How to Get Better at Poker

Poker is a card game that requires players to make decisions based on probability and statistics. It’s also a social game that provides an opportunity to interact with people from different backgrounds and cultures. This is one of the reasons why poker is so popular worldwide. It is a challenging game that can be played by people of all ages and skill levels.

While poker is a game of chance, it can be beaten by people with a strong understanding of odds and probability. This understanding can help players improve their decision-making skills and increase their chances of winning. These skills can be applied to other areas of life, such as business and investing.

Another important aspect of poker is learning how to read your opponents’ body language and facial expressions. This can be useful in determining if they are bluffing or have a strong hand. In addition, poker can also teach you to control your emotions. While there are many times when it is appropriate to show emotion, it is important to keep it in check at all times. This can help you avoid making bad decisions that can cost you big.

After the cards are dealt, each player has the option to stay in the hand or fold. Once everyone has decided whether to remain in the hand or not, the betting begins. Players can raise their bets to force out other players and increase the size of the pot. They can also call other players’ bets to match them. The person with the best hand wins the pot.

It’s important to play your strong value hands as straightforwardly as possible. This will ensure that other players know you are serious about your bluff and will be less likely to call you down with mediocre hands. Don’t try to outwit your opponent by being tricky or changing your style too much. This will often backfire and cause them to overthink and arrive at the wrong conclusions about your bluff.

The best way to get better at poker is to practice and watch experienced players. Observe their strategies and try to replicate them in your own games. However, it is important to remember that every poker situation is unique and there are no hard-and-fast rules. Therefore, you should focus on developing good instincts and play your cards in the best possible way.

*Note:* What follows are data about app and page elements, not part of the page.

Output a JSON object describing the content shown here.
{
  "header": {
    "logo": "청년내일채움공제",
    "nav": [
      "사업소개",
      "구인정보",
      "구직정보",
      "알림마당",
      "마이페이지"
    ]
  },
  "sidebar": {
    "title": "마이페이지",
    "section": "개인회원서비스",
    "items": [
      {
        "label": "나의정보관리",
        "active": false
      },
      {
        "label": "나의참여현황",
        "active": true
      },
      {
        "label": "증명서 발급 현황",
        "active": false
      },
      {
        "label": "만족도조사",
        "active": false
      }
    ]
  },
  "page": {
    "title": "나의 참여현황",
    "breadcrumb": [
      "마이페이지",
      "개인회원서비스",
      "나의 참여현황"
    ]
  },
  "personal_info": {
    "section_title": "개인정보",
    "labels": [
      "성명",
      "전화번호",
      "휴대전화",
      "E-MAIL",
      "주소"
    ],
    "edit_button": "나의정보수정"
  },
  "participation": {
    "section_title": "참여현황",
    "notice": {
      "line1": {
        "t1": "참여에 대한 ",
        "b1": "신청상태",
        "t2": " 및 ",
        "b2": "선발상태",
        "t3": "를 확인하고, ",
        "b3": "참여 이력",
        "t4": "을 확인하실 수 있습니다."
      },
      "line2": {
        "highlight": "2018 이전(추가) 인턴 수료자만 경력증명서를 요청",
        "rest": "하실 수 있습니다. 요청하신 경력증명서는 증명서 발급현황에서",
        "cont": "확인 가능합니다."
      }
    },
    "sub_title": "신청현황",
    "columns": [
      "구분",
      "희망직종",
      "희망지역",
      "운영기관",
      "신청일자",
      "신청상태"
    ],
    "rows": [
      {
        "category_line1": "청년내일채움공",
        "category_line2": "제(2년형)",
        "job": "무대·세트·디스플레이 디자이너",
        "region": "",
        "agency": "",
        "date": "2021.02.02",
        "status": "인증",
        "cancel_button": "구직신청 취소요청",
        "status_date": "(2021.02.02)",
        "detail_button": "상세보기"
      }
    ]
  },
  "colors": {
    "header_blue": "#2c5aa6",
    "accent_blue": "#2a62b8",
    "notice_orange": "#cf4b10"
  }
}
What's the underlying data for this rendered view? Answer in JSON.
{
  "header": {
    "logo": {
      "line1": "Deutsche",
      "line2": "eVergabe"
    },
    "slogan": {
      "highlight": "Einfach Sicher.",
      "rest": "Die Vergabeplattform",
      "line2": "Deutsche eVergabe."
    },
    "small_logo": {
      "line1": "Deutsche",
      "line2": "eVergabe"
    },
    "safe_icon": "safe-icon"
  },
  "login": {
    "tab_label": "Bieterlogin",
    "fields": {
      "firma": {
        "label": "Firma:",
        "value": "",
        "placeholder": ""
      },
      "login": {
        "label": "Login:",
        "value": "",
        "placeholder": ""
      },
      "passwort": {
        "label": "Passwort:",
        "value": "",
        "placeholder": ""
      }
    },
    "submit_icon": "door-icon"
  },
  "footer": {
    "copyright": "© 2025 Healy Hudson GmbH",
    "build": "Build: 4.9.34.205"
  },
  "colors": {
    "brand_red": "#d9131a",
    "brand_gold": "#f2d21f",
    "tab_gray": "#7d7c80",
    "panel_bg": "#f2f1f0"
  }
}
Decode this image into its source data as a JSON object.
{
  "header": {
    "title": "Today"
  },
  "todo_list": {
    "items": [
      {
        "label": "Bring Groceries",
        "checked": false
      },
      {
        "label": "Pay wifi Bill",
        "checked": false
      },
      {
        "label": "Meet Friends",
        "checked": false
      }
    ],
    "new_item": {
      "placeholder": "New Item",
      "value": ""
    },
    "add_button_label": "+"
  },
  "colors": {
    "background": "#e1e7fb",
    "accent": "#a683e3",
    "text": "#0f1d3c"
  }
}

The goal of poker is to earn as much money as you can by putting your opponents on the wrong track and forcing them out of their comfort zones. By doing this, you can win big hands and improve your overall strategy. However, you should take it slow and work on one area of your game at a time. For example, you should start by mastering the preflop ranges before moving on to other common situations. This will help you become more efficient in your game and boost your confidence. This will in turn lead to more victories and a more satisfying experience overall.